    I thought it was due to auto immune illness, thought my life is over
    Strange there no product on market to balance the gluten in body like insulin or people with dairy intolerance, ill surely get my blood tested to see the severity. Thanks for this video

  • I’m 38 and I’m noticing soon after I eat wheat product of drink a beer I start itching on my upper chest, scalp, hands and forearms only. The scratching causes a hives like reaction. My scalp feels like needles pricking it. It’s weird and why is it happening later in life.

  • 1. Diarrhea, constipation, gas.
    2. Unexplained weight changes.
    3. Unexplained headaches.
    4. Hormonal disorders.
    5. Central nervous syndrome
    6. Skin and nails
    7. Adhd.
    8. Bad teeth.
    9. Iron deficiency.

  • Bread gives me a headache so I’d cut it out ages ago then randomly the other week tried bread nd bam headaches again. Also milk can give me a headache if I have to much of it
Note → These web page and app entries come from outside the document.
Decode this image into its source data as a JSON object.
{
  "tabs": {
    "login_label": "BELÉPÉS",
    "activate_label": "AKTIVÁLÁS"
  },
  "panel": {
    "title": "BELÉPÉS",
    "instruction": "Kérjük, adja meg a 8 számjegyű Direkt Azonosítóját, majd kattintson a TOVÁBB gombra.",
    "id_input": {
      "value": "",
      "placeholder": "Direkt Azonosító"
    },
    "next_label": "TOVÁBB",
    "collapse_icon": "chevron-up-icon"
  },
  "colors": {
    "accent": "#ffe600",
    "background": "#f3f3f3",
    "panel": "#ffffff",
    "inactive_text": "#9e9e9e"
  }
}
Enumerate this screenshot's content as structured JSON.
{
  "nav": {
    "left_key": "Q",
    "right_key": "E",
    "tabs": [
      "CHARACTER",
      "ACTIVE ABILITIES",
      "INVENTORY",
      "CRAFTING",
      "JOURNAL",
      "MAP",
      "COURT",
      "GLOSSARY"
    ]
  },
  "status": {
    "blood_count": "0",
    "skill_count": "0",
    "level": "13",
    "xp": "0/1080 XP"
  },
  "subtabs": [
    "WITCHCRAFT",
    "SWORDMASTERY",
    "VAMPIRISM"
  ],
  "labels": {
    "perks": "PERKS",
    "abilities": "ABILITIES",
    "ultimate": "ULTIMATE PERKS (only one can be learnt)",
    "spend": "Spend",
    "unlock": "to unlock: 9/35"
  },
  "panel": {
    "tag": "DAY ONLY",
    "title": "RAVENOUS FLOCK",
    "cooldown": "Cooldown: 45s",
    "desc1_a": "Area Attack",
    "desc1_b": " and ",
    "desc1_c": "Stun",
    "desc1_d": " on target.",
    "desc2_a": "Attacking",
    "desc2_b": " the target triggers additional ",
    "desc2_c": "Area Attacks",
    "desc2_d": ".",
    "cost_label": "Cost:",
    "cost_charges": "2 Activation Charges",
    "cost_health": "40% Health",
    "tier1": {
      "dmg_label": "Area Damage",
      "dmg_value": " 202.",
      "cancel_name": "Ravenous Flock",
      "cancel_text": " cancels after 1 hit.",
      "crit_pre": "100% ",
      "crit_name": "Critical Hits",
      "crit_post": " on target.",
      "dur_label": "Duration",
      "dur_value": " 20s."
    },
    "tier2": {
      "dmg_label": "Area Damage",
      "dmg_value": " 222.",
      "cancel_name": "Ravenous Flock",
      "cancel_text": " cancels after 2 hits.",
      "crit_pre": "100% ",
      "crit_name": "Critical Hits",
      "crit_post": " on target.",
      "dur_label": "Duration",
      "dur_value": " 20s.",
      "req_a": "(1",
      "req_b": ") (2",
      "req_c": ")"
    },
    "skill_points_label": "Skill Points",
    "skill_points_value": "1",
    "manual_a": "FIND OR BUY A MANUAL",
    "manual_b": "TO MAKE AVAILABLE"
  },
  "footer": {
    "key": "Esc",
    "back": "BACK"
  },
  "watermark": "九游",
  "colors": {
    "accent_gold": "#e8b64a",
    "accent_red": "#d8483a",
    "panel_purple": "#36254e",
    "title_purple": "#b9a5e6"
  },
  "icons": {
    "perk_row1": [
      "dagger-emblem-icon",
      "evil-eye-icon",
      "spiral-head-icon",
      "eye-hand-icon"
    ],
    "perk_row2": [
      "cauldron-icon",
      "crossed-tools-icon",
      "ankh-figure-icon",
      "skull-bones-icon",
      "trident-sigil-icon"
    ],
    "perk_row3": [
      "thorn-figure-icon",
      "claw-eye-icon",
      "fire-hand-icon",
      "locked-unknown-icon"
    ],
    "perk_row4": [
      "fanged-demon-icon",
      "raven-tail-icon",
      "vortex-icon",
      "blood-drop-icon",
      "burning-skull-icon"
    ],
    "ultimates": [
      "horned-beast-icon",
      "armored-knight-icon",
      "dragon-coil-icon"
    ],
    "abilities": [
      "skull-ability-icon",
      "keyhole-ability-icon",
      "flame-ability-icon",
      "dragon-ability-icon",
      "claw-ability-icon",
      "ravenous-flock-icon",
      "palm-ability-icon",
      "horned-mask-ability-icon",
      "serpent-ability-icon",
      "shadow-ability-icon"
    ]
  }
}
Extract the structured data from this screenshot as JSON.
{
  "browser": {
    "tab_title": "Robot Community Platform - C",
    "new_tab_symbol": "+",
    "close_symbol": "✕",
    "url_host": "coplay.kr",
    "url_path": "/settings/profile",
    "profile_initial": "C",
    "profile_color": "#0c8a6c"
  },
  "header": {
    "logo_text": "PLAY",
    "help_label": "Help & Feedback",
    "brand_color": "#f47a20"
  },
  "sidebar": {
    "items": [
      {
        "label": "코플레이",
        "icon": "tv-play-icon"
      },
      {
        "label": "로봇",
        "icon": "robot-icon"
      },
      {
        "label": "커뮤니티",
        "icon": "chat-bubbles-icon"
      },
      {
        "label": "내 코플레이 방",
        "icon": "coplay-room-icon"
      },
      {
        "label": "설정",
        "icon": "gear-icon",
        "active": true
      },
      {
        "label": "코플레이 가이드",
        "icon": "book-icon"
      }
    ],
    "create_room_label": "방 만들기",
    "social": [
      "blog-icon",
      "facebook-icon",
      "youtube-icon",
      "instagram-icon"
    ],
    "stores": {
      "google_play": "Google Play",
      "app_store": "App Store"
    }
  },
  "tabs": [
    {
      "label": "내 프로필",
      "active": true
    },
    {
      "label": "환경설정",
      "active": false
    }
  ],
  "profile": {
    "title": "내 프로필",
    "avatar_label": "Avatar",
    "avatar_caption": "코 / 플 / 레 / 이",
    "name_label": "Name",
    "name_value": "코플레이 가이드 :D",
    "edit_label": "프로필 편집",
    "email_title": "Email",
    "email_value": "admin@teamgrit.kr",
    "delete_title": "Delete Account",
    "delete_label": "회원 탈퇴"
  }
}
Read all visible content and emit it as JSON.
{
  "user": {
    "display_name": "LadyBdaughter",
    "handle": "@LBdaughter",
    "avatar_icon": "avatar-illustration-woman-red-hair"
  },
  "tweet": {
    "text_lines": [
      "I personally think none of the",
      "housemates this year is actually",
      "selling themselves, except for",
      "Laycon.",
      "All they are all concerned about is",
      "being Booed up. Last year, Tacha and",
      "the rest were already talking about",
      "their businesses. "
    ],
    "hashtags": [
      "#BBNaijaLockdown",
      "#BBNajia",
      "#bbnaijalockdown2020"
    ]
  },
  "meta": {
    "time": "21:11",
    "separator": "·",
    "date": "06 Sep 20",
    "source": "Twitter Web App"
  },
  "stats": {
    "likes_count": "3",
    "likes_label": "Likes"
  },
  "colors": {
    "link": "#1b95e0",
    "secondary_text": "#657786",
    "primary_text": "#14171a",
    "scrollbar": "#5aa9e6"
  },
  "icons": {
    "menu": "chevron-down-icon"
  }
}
  • Thank u so much for sharing Dr.! I’m officially giving up gluten, it’s been a week and I already feel more clear and energized. I wish I would’ve done this sooner. I’m sure that gluten was the problem since I was a little kid. Now that I think about it, I use to cry every morning because I woke up feeling depressed and I still have morning depression but as an adult, I don’t cry, I stay in bed. I couldn’t figure out what’s wrong with me, I thought it could be hormones changing now that I’m in my thirties. I took a food sensitivity blood test and waiting on results

  • GLUTEN INTOLERANCE AND COELIAC DISEASE ARE NOT THE SAME THING!!! THIS IS WHY PEOPLE DONT TAKE COELIAC SERIOUSLY, THERES A DIFFERENCE BETWEEN BLOATING AFTER EATING A SANDWICH AND PERMANENTLY DAMAGING YOUR BODY WITH A CRUMB